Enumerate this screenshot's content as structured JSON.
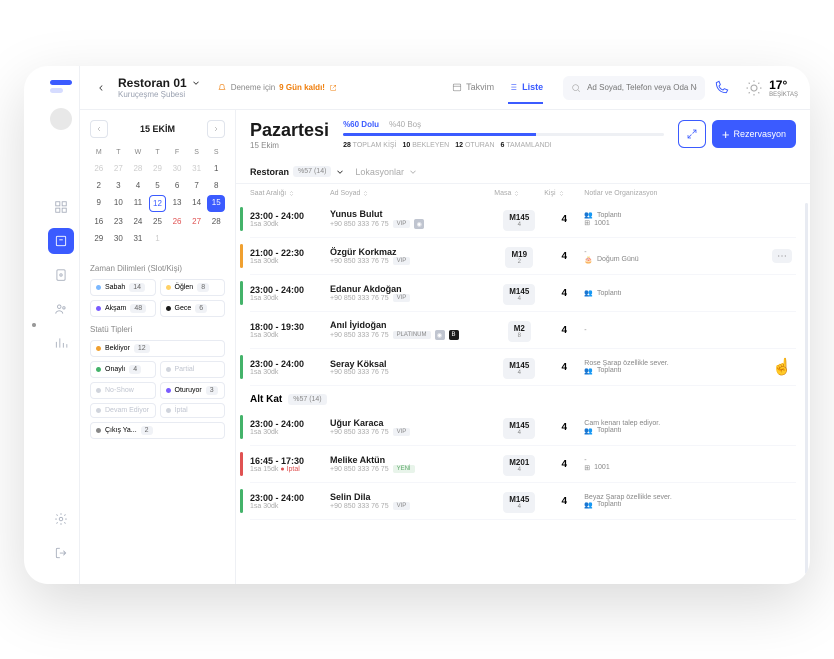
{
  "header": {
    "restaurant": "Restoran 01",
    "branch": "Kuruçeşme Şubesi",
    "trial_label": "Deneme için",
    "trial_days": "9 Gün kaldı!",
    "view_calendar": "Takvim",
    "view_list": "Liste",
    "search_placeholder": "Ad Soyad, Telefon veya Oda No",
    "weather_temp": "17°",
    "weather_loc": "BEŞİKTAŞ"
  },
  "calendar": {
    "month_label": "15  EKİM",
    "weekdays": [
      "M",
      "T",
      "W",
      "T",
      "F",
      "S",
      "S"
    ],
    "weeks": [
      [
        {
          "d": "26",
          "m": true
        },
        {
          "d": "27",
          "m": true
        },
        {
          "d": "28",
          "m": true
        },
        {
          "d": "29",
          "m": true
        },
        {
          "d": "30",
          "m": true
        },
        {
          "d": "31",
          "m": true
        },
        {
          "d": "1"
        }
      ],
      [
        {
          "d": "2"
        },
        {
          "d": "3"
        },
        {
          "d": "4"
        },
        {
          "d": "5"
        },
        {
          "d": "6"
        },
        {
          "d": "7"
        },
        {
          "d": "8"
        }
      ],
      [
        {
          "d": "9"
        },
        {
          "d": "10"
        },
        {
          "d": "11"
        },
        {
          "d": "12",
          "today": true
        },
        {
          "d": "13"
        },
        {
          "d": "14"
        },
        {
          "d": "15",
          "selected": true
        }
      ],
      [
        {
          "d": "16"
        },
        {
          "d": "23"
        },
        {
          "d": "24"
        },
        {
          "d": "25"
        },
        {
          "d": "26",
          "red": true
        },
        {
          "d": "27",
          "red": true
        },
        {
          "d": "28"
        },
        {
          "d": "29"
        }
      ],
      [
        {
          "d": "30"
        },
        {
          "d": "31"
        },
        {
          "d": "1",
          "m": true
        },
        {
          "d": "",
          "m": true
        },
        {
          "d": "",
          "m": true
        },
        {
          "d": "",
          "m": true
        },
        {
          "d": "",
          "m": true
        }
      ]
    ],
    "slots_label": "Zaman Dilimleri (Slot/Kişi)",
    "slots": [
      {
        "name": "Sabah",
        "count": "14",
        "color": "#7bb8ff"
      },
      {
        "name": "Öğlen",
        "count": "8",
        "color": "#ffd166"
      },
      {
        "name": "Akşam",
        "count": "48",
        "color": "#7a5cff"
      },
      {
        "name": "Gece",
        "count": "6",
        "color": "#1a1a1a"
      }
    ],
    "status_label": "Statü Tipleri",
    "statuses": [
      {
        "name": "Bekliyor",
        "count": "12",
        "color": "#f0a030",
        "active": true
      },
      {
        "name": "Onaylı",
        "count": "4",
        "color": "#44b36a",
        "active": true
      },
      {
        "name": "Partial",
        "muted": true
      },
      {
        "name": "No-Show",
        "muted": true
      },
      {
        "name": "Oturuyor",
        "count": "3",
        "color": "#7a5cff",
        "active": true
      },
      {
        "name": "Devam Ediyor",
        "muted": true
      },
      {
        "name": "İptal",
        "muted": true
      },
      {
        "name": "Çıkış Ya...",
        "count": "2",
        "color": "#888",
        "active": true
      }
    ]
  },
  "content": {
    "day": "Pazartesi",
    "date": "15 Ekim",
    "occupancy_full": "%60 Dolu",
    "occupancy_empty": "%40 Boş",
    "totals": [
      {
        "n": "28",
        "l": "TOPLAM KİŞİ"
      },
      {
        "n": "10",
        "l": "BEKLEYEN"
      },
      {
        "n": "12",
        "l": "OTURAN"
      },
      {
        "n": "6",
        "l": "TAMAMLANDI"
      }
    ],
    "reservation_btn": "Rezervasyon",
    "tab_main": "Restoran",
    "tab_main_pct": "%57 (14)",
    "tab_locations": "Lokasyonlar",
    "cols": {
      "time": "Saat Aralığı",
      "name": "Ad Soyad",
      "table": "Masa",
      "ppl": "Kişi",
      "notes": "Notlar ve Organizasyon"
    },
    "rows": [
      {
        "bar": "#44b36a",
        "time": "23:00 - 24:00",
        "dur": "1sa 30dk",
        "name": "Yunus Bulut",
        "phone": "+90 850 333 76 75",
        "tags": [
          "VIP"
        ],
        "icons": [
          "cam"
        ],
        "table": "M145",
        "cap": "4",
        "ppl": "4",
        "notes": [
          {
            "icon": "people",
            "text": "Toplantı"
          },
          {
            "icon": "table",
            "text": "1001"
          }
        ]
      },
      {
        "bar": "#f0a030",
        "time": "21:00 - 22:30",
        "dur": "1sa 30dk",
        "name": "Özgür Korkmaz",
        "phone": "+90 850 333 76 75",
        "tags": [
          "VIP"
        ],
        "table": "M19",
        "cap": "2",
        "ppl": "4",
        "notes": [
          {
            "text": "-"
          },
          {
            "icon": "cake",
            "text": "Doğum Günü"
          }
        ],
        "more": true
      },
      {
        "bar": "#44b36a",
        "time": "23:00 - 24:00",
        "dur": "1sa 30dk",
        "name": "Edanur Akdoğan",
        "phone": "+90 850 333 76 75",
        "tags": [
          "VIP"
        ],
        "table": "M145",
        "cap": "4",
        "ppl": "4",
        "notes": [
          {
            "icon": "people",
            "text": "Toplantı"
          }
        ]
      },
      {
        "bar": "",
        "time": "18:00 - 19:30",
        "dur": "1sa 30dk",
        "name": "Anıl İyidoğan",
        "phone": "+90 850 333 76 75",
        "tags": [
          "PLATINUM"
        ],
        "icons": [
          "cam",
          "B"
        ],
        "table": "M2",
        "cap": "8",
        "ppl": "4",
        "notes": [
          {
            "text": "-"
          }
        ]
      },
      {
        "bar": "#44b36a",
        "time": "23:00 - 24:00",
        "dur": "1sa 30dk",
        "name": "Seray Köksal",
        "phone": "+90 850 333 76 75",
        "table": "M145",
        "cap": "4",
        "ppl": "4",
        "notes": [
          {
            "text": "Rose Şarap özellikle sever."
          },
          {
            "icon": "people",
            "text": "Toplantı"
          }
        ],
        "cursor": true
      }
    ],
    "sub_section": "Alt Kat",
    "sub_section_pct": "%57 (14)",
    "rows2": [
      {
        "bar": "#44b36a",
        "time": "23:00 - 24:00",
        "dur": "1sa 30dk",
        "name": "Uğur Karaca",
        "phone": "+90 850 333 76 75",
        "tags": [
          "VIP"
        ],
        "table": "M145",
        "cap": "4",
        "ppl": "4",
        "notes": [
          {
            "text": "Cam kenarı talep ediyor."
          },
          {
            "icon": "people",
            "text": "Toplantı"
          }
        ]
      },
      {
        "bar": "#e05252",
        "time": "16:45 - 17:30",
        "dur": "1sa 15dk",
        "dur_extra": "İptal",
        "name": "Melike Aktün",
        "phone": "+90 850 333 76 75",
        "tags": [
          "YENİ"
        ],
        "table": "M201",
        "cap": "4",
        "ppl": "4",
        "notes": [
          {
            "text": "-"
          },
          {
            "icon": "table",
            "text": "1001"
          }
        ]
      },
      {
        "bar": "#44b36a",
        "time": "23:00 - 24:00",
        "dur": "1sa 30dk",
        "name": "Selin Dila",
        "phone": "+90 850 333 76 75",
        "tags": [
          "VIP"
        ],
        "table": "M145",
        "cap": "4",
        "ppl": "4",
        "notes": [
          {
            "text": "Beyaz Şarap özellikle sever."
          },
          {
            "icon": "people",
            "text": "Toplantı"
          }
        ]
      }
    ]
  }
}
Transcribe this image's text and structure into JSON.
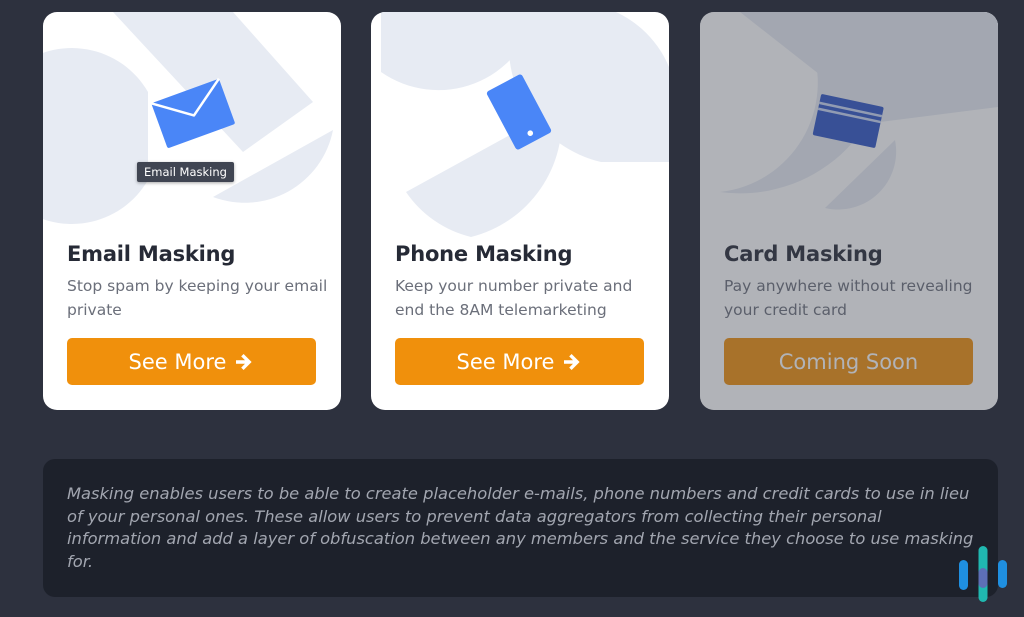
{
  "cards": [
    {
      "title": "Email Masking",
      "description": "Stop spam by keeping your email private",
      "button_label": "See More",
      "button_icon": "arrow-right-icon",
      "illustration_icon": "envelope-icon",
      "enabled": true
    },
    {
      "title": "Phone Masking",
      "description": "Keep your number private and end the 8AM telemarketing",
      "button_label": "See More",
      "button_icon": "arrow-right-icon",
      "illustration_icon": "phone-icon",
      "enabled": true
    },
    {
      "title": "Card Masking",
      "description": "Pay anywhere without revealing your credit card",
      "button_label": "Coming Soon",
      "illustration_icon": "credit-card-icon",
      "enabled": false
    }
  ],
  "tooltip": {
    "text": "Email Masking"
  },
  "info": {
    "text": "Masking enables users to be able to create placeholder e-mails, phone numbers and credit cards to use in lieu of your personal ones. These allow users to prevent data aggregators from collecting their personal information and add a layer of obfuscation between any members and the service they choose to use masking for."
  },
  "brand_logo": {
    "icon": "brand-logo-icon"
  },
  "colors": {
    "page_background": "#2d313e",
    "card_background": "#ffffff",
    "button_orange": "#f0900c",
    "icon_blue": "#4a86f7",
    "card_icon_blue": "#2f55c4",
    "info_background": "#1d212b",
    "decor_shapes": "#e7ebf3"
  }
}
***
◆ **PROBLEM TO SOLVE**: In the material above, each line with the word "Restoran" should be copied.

◆ **FINAL ANSWER**:
    "restaurant": "Restoran 01",
    "tab_main": "Restoran",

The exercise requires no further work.